Posted on October 18, 2013 9:59 am
These days, it’s not unusual for someone to work from home. More and more people have created a home office for themselves, a little bit of workspace from which they can park a computer and take care of business.
One of our clients came to us with a home office problem. The space he used for his office was separated from the rest of the house with just a wide archway. The room’s location was off the side of the entry hallway directly across from the dining room, which also was set apart with the same large archway. Both the office and the dining room were toward the front of the house, the front door and the entry foyer.
Without a wall or a door at the office, there was no way to reduce or shut out any normal noise or activity from the other inhabitants of the house. This became an ever increasing problem as our client’s young toddler got older, more mobile and entered the office more frequently, and the house became a busier place.
Our client needed to find a way to reduce the noise yet not feel isolated from the family. The solution was to remove the archway and install a set of large double French doors, over which were installed a transom. To unify the look, we also removed the archway from the opposite dining room and installed the same transom. This allowed a visual connect from one room to the next, and also gave the house a more contemporary style.

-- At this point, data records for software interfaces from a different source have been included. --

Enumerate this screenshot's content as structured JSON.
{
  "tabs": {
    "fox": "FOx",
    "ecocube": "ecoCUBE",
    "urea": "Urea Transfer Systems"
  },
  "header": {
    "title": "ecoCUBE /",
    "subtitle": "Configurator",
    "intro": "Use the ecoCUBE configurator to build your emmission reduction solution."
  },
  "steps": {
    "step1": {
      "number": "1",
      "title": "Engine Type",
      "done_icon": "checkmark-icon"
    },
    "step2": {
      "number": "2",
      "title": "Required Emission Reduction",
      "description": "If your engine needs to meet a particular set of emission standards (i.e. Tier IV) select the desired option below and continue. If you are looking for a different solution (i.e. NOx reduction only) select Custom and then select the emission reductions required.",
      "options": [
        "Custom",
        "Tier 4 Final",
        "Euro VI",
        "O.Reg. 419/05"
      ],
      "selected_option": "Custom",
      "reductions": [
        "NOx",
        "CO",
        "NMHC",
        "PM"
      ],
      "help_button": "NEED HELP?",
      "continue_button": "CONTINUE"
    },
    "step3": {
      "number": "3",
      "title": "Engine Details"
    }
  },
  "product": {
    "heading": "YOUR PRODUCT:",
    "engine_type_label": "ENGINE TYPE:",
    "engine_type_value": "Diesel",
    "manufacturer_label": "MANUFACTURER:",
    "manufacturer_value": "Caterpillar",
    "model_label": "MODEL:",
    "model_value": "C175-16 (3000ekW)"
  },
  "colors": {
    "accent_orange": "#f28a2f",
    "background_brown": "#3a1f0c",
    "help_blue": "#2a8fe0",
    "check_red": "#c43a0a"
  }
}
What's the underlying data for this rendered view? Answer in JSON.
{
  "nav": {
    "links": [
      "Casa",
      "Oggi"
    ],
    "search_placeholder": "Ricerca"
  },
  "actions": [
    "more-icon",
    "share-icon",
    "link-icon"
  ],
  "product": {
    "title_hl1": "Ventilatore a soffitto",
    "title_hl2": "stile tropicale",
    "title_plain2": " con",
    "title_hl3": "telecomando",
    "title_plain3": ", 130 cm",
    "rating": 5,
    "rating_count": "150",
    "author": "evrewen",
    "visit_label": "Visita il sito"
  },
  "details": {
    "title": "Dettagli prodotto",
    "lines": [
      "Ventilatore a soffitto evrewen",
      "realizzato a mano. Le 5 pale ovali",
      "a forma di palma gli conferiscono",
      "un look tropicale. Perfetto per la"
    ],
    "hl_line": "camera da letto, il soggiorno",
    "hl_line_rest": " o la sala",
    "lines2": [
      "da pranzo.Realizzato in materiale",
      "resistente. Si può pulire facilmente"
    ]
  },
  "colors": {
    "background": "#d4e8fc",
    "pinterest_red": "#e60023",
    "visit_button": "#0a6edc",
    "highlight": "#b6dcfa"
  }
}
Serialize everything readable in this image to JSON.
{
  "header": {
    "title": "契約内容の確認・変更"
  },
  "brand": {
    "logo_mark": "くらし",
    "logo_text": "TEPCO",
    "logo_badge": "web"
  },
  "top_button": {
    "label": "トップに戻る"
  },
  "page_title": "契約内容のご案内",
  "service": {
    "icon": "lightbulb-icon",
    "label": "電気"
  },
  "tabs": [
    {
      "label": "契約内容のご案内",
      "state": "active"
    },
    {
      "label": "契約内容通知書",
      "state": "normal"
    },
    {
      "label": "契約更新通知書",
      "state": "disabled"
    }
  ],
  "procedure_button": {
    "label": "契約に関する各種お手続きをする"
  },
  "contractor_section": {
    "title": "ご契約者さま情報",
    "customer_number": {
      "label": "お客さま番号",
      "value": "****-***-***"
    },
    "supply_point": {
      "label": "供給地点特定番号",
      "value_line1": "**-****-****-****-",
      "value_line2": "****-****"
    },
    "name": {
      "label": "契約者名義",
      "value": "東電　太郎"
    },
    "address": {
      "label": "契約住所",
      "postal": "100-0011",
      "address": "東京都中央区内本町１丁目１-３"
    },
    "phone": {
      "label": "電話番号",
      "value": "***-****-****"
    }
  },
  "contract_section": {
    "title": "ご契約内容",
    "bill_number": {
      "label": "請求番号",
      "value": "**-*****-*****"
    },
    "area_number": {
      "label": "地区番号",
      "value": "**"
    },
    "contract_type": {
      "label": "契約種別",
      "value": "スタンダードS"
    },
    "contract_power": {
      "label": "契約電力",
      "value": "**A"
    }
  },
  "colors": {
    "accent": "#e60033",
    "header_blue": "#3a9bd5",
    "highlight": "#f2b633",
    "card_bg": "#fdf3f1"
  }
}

The addition of the new glass doors and transoms allowed our client to control the sounds that entered his office space but it did not deter him from seeing what was going on outside of his workspace. He had a window into the rest of the house, which allowed him to still feel like part of the family, and could work more effectively. In addition, the new design added light and dimension to the foyer and to the rest of the home.
See BEFORE and AFTER photos in our Project Showcase.